- [EXERCISE DETAILS] Images do not belong in the copy. Retype all the entries below exactly.

(Data records for software interfaces)
::::
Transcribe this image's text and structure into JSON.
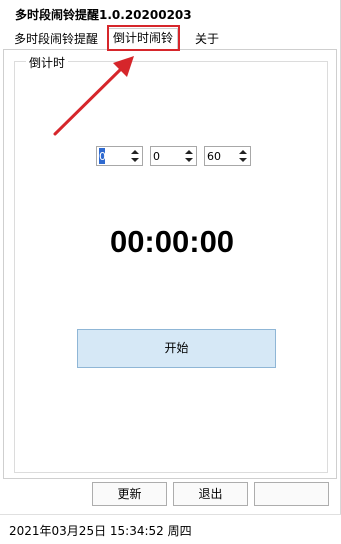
{
  "window": {
    "title": "多时段闹铃提醒1.0.20200203"
  },
  "tabs": [
    {
      "label": "多时段闹铃提醒"
    },
    {
      "label": "倒计时闹铃"
    },
    {
      "label": "关于"
    }
  ],
  "group": {
    "label": "倒计时"
  },
  "spinners": [
    {
      "value": "0"
    },
    {
      "value": "0"
    },
    {
      "value": "60"
    }
  ],
  "timer": {
    "display": "00:00:00"
  },
  "start_button": {
    "label": "开始"
  },
  "bottom_buttons": [
    {
      "label": "更新"
    },
    {
      "label": "退出"
    },
    {
      "label": ""
    }
  ],
  "status_bar": {
    "datetime": "2021年03月25日 15:34:52 周四"
  },
  "colors": {
    "highlight": "#d6262b",
    "arrow": "#d6262b",
    "start_button_bg": "#d6e8f6"
  },
  "icons": {
    "spinner": "up-down-arrows-icon",
    "annotation": "red-arrow"
  }
}
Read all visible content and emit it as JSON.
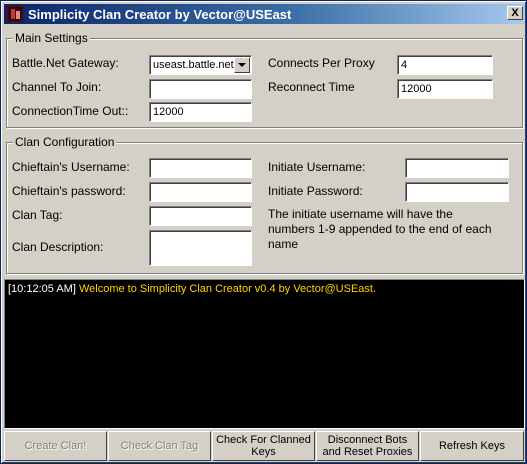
{
  "window": {
    "title": "Simplicity Clan Creator by Vector@USEast",
    "close_label": "X"
  },
  "main_settings": {
    "title": "Main Settings",
    "gateway_label": "Battle.Net Gateway:",
    "gateway_value": "useast.battle.net",
    "channel_label": "Channel To Join:",
    "channel_value": "",
    "timeout_label": "ConnectionTime Out::",
    "timeout_value": "12000",
    "cpp_label": "Connects Per Proxy",
    "cpp_value": "4",
    "reconnect_label": "Reconnect Time",
    "reconnect_value": "12000"
  },
  "clan_config": {
    "title": "Clan Configuration",
    "chieftain_user_label": "Chieftain's Username:",
    "chieftain_user_value": "",
    "chieftain_pass_label": "Chieftain's password:",
    "chieftain_pass_value": "",
    "clan_tag_label": "Clan Tag:",
    "clan_tag_value": "",
    "clan_desc_label": "Clan Description:",
    "clan_desc_value": "",
    "initiate_user_label": "Initiate Username:",
    "initiate_user_value": "",
    "initiate_pass_label": "Initiate Password:",
    "initiate_pass_value": "",
    "note": "The initiate username will have the numbers 1-9 appended to the end of each name"
  },
  "log": {
    "entries": [
      {
        "time": "[10:12:05 AM]",
        "message": "Welcome to Simplicity Clan Creator v0.4 by Vector@USEast."
      }
    ],
    "time_color": "#ffffff",
    "message_color": "#ffd400"
  },
  "buttons": {
    "create_clan": "Create Clan!",
    "check_clan_tag": "Check Clan Tag",
    "check_clanned_keys": "Check For Clanned Keys",
    "disconnect_bots": "Disconnect Bots and Reset Proxies",
    "refresh_keys": "Refresh Keys"
  }
}
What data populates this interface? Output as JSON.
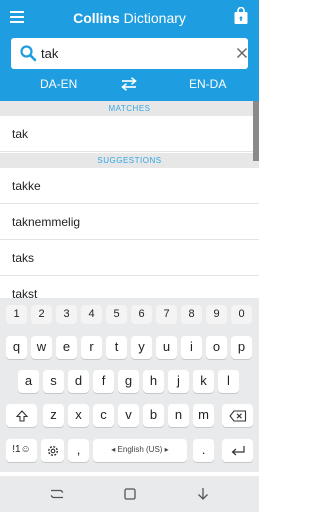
{
  "app": {
    "title_bold": "Collins",
    "title_rest": " Dictionary"
  },
  "search": {
    "value": "tak",
    "placeholder": ""
  },
  "lang": {
    "left": "DA-EN",
    "right": "EN-DA"
  },
  "sections": {
    "matches": "MATCHES",
    "suggestions": "SUGGESTIONS"
  },
  "matches": [
    "tak"
  ],
  "suggestions": [
    "takke",
    "taknemmelig",
    "taks",
    "takst"
  ],
  "keyboard": {
    "numbers": [
      "1",
      "2",
      "3",
      "4",
      "5",
      "6",
      "7",
      "8",
      "9",
      "0"
    ],
    "row1": [
      "q",
      "w",
      "e",
      "r",
      "t",
      "y",
      "u",
      "i",
      "o",
      "p"
    ],
    "row2": [
      "a",
      "s",
      "d",
      "f",
      "g",
      "h",
      "j",
      "k",
      "l"
    ],
    "row3": [
      "z",
      "x",
      "c",
      "v",
      "b",
      "n",
      "m"
    ],
    "symbols_key": "!1☺",
    "comma": ",",
    "space_label": "English (US)",
    "period": "."
  },
  "colors": {
    "accent": "#1e9de0",
    "section_text": "#33a6e2"
  },
  "icons": {
    "menu": "hamburger-icon",
    "store": "shopping-bag-icon",
    "search": "magnifier-icon",
    "clear": "close-icon",
    "swap": "swap-arrows-icon",
    "shift": "shift-arrow-icon",
    "backspace": "backspace-icon",
    "enter": "enter-arrow-icon",
    "settings": "gear-icon"
  }
}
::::
- [SOLVED PROBLEM]
Transcribe this image's text and structure into JSON.
{
  "window": {
    "title": "多时段闹铃提醒1.0.20200203"
  },
  "tabs": [
    {
      "label": "多时段闹铃提醒"
    },
    {
      "label": "倒计时闹铃"
    },
    {
      "label": "关于"
    }
  ],
  "group": {
    "label": "倒计时"
  },
  "spinners": [
    {
      "value": "0"
    },
    {
      "value": "0"
    },
    {
      "value": "60"
    }
  ],
  "timer": {
    "display": "00:00:00"
  },
  "start_button": {
    "label": "开始"
  },
  "bottom_buttons": [
    {
      "label": "更新"
    },
    {
      "label": "退出"
    },
    {
      "label": ""
    }
  ],
  "status_bar": {
    "datetime": "2021年03月25日 15:34:52 周四"
  },
  "colors": {
    "highlight": "#d6262b",
    "arrow": "#d6262b",
    "start_button_bg": "#d6e8f6"
  },
  "icons": {
    "spinner": "up-down-arrows-icon",
    "annotation": "red-arrow"
  }
}
Read all visible content and emit it as JSON.
{
  "window": {
    "title": "Simplicity Clan Creator by Vector@USEast",
    "close_label": "X"
  },
  "main_settings": {
    "title": "Main Settings",
    "gateway_label": "Battle.Net Gateway:",
    "gateway_value": "useast.battle.net",
    "channel_label": "Channel To Join:",
    "channel_value": "",
    "timeout_label": "ConnectionTime Out::",
    "timeout_value": "12000",
    "cpp_label": "Connects Per Proxy",
    "cpp_value": "4",
    "reconnect_label": "Reconnect Time",
    "reconnect_value": "12000"
  },
  "clan_config": {
    "title": "Clan Configuration",
    "chieftain_user_label": "Chieftain's Username:",
    "chieftain_user_value": "",
    "chieftain_pass_label": "Chieftain's password:",
    "chieftain_pass_value": "",
    "clan_tag_label": "Clan Tag:",
    "clan_tag_value": "",
    "clan_desc_label": "Clan Description:",
    "clan_desc_value": "",
    "initiate_user_label": "Initiate Username:",
    "initiate_user_value": "",
    "initiate_pass_label": "Initiate Password:",
    "initiate_pass_value": "",
    "note": "The initiate username will have the numbers 1-9 appended to the end of each name"
  },
  "log": {
    "entries": [
      {
        "time": "[10:12:05 AM]",
        "message": "Welcome to Simplicity Clan Creator v0.4 by Vector@USEast."
      }
    ],
    "time_color": "#ffffff",
    "message_color": "#ffd400"
  },
  "buttons": {
    "create_clan": "Create Clan!",
    "check_clan_tag": "Check Clan Tag",
    "check_clanned_keys": "Check For Clanned Keys",
    "disconnect_bots": "Disconnect Bots and Reset Proxies",
    "refresh_keys": "Refresh Keys"
  }
}
What data populates this interface? Output as JSON.
{
  "app": {
    "title_bold": "Collins",
    "title_rest": " Dictionary"
  },
  "search": {
    "value": "tak",
    "placeholder": ""
  },
  "lang": {
    "left": "DA-EN",
    "right": "EN-DA"
  },
  "sections": {
    "matches": "MATCHES",
    "suggestions": "SUGGESTIONS"
  },
  "matches": [
    "tak"
  ],
  "suggestions": [
    "takke",
    "taknemmelig",
    "taks",
    "takst"
  ],
  "keyboard": {
    "numbers": [
      "1",
      "2",
      "3",
      "4",
      "5",
      "6",
      "7",
      "8",
      "9",
      "0"
    ],
    "row1": [
      "q",
      "w",
      "e",
      "r",
      "t",
      "y",
      "u",
      "i",
      "o",
      "p"
    ],
    "row2": [
      "a",
      "s",
      "d",
      "f",
      "g",
      "h",
      "j",
      "k",
      "l"
    ],
    "row3": [
      "z",
      "x",
      "c",
      "v",
      "b",
      "n",
      "m"
    ],
    "symbols_key": "!1☺",
    "comma": ",",
    "space_label": "English (US)",
    "period": "."
  },
  "colors": {
    "accent": "#1e9de0",
    "section_text": "#33a6e2"
  },
  "icons": {
    "menu": "hamburger-icon",
    "store": "shopping-bag-icon",
    "search": "magnifier-icon",
    "clear": "close-icon",
    "swap": "swap-arrows-icon",
    "shift": "shift-arrow-icon",
    "backspace": "backspace-icon",
    "enter": "enter-arrow-icon",
    "settings": "gear-icon"
  }
}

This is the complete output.